## EXCERPTED RECORDS

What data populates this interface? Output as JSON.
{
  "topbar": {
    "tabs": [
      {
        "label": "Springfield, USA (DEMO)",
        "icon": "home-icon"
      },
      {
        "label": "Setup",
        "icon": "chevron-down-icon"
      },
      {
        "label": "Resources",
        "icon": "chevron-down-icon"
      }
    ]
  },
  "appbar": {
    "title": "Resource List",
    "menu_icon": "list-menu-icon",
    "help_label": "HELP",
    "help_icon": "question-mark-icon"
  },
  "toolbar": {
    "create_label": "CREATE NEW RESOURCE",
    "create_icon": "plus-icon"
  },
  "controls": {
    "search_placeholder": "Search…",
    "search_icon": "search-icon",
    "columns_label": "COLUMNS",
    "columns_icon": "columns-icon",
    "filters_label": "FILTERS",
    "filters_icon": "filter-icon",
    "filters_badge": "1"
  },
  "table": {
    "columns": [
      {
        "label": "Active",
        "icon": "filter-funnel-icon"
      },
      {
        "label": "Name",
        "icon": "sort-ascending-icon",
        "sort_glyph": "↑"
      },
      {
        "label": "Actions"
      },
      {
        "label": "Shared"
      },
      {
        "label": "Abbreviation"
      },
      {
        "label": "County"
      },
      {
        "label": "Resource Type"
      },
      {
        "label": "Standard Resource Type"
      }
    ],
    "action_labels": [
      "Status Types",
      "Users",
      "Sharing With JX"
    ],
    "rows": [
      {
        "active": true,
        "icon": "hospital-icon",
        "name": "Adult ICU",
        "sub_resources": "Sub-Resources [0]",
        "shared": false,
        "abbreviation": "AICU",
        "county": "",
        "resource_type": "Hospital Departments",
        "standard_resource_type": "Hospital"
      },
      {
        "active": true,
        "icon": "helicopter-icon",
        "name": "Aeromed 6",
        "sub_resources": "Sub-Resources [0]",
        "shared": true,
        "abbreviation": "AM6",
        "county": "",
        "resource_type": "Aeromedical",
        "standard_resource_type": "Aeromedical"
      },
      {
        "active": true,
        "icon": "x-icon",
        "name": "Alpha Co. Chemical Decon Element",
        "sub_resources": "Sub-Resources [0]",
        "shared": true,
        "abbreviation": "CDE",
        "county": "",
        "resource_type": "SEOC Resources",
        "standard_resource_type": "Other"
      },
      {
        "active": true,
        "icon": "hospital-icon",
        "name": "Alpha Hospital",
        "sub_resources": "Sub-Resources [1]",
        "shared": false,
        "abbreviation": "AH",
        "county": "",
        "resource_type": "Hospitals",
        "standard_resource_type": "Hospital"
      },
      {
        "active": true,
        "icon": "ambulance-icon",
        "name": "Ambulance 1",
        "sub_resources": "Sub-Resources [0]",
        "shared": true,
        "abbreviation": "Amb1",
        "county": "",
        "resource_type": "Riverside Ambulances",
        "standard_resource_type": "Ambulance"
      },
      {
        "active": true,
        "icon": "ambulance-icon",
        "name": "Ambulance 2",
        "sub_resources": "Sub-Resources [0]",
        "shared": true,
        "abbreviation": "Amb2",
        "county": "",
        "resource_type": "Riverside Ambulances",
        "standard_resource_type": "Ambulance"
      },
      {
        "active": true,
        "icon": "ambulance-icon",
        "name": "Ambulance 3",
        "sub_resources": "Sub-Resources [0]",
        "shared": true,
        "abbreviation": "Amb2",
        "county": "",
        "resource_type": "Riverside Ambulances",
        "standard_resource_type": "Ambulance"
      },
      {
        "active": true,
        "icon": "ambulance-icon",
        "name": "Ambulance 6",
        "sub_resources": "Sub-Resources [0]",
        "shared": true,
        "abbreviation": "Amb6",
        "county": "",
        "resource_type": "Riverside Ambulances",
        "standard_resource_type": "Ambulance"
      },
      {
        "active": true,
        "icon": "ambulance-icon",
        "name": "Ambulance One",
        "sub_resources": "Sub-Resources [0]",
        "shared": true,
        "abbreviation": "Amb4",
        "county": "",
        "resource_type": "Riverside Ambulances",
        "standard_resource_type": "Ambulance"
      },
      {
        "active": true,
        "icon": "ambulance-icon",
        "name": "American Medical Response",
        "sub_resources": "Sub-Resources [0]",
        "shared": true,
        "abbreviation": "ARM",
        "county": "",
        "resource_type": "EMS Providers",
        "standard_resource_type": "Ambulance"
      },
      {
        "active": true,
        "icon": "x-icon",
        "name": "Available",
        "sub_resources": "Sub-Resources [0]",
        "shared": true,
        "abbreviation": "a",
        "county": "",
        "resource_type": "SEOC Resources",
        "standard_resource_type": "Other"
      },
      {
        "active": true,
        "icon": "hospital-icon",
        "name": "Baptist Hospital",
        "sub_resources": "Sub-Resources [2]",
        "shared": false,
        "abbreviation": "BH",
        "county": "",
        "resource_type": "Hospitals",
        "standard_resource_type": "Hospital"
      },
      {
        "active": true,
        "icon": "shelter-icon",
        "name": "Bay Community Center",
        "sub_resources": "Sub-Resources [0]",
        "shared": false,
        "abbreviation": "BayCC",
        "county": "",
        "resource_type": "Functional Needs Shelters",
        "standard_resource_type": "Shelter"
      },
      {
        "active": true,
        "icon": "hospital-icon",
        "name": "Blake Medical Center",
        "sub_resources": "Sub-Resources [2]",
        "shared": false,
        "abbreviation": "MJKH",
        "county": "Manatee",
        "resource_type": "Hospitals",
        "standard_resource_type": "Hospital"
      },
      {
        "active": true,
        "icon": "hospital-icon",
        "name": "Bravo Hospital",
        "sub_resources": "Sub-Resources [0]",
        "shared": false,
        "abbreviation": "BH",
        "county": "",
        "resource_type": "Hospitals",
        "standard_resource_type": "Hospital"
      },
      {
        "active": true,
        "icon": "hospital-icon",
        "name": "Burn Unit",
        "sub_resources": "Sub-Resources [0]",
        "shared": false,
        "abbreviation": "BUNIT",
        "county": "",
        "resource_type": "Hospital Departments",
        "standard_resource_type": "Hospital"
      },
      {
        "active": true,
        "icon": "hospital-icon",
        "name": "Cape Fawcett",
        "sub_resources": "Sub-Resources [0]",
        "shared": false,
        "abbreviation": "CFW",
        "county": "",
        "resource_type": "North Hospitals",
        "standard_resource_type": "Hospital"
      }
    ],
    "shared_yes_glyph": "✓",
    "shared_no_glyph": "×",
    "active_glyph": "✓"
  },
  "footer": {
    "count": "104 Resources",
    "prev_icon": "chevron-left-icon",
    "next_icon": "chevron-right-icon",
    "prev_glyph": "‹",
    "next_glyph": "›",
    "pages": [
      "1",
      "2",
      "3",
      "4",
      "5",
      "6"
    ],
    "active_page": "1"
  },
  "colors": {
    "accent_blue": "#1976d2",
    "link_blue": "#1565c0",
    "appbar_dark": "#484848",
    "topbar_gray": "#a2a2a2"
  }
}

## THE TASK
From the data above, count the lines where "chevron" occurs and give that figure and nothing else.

## TASK SOLUTION
4